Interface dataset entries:
= = = =

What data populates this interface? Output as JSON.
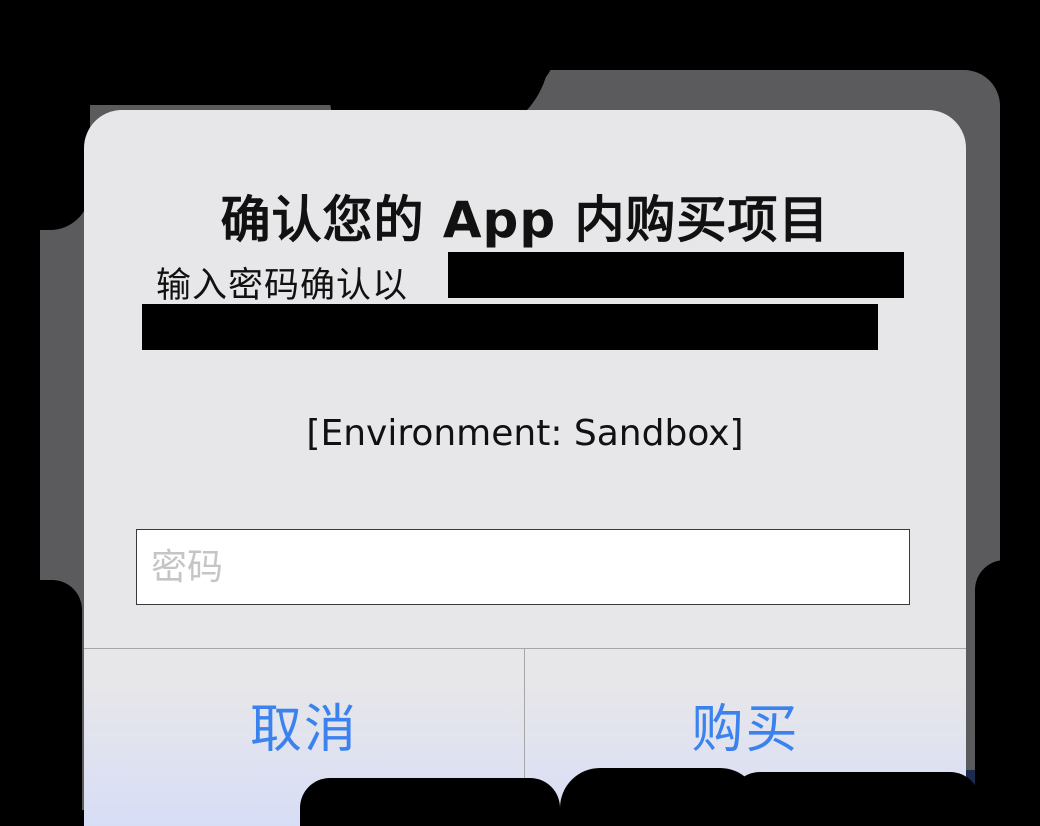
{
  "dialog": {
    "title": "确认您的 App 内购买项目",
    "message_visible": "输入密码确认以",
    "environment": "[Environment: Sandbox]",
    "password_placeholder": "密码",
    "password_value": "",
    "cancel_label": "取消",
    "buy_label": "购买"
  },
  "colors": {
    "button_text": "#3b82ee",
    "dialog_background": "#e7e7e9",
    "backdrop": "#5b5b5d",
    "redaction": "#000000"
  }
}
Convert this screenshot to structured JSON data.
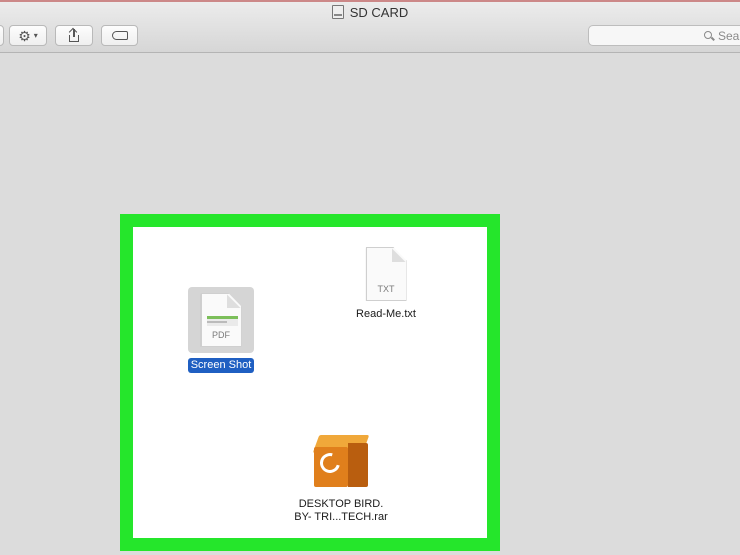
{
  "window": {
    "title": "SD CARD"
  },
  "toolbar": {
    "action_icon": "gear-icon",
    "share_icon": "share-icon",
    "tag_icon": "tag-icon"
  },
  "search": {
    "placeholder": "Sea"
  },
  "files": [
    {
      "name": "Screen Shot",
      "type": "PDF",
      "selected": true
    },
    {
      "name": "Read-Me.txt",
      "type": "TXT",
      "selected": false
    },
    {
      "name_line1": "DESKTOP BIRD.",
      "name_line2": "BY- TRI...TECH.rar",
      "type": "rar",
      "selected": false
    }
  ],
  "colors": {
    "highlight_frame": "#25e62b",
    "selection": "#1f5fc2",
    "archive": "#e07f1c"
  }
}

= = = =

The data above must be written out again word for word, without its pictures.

- **TASK SOLUTION**
What data populates this interface? Output as JSON.
{
  "dialog": {
    "title": "确认您的 App 内购买项目",
    "message_visible": "输入密码确认以",
    "environment": "[Environment: Sandbox]",
    "password_placeholder": "密码",
    "password_value": "",
    "cancel_label": "取消",
    "buy_label": "购买"
  },
  "colors": {
    "button_text": "#3b82ee",
    "dialog_background": "#e7e7e9",
    "backdrop": "#5b5b5d",
    "redaction": "#000000"
  }
}
Convert this screenshot to structured JSON data.
{
  "window": {
    "title": "SD CARD"
  },
  "toolbar": {
    "action_icon": "gear-icon",
    "share_icon": "share-icon",
    "tag_icon": "tag-icon"
  },
  "search": {
    "placeholder": "Sea"
  },
  "files": [
    {
      "name": "Screen Shot",
      "type": "PDF",
      "selected": true
    },
    {
      "name": "Read-Me.txt",
      "type": "TXT",
      "selected": false
    },
    {
      "name_line1": "DESKTOP BIRD.",
      "name_line2": "BY- TRI...TECH.rar",
      "type": "rar",
      "selected": false
    }
  ],
  "colors": {
    "highlight_frame": "#25e62b",
    "selection": "#1f5fc2",
    "archive": "#e07f1c"
  }
}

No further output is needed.